PRWORA 115: The Devastating Impact of a Little-Known Provision
McCluer, Stuart H.
Washington and Lee University -- Capstone in Shepherd Poverty Program
Due process of law -- U.S. states
Personal Responsibility and Work Opportunity Reconciliation Act of 1996 (United States)
Ex-convicts -- Legal status, laws, etc.
MetadataShow full item record

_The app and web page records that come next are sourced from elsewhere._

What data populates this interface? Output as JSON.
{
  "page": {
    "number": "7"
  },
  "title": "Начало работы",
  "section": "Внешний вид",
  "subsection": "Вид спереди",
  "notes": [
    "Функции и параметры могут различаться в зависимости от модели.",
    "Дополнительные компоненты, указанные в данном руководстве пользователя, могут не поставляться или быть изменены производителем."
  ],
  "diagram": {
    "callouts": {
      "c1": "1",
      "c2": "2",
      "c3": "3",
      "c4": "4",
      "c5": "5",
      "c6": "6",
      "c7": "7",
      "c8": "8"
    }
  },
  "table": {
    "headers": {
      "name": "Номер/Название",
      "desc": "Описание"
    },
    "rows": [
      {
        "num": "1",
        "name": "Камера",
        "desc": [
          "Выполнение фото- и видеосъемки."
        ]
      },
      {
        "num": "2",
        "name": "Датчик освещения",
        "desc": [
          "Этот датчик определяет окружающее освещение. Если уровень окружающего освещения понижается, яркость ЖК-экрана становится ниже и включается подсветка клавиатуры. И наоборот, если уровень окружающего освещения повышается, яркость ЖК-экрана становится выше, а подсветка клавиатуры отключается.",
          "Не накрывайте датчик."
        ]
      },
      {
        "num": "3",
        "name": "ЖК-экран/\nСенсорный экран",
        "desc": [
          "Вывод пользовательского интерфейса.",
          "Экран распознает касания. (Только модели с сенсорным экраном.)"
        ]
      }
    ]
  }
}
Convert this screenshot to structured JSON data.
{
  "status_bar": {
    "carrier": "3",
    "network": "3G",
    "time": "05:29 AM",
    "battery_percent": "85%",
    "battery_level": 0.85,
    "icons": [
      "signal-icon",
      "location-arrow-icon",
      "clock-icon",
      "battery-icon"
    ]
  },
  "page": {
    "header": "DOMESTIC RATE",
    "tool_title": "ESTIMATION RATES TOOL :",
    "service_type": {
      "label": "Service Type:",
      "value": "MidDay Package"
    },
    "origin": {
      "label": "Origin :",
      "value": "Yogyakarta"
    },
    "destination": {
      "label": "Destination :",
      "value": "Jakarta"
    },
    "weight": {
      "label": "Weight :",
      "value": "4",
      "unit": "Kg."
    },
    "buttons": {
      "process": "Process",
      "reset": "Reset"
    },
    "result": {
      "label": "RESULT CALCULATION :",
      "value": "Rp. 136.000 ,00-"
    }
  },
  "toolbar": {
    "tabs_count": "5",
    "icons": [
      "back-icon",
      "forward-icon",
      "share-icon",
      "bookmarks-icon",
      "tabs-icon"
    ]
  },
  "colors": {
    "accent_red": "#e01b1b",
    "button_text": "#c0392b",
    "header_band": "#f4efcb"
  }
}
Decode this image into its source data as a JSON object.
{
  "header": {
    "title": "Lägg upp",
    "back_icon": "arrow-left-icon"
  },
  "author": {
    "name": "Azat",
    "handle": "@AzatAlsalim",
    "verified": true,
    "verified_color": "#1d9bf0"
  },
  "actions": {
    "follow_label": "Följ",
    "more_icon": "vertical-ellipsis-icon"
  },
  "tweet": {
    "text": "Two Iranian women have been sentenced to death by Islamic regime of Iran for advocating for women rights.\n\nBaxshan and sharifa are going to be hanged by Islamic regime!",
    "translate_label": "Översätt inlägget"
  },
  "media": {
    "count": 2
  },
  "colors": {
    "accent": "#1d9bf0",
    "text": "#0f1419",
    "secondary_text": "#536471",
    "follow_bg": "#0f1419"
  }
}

Stuart H. McCluer is a member of the Class of 2003 of Washington and Lee University School of Law.Capstone; [FULL-TEXT FREELY AVAILABLE ONLINE]Six years ago, Congress enacted the Personal Responsibility and Work Opportunity Act of 1996 and dismantled a sixty-year old social welfare program. Aid to Families with Dependent Children (AFDC) was replaced with Temporary Assistance for Needy Families (TANF). Unlike AFDC, TANF imposes work requirements, as well as strict time limits on recipients. A little-known provision of PRWORA, § 115, contains language that subjects convicted drug felons to a lifetime ban from receiving: (1) assistance under any State program funded under part A of title IV of the Social Security Act [42 U.S.C.A. § 604 et seq.], or (2) benefits under the food stamp program (as defined in section 3(h) of the Food Stamp Act of 1977 [7 U.S.C.A. § 2012(h)]) or any State program carried out under the Food Stamp Act of 1977 [7 U.S.C.A. § 2011 et seq.]. No other class of felons is subject to this ban. One could be convicted of murder in the first degree, for example, and upon release could obtain government assistance. . . . This paper addresses the rationale for § 115 and seeks to understand whether these justifications for the policy have been satisfied in practice. . . . [From Introduction]Stuart H. McCluer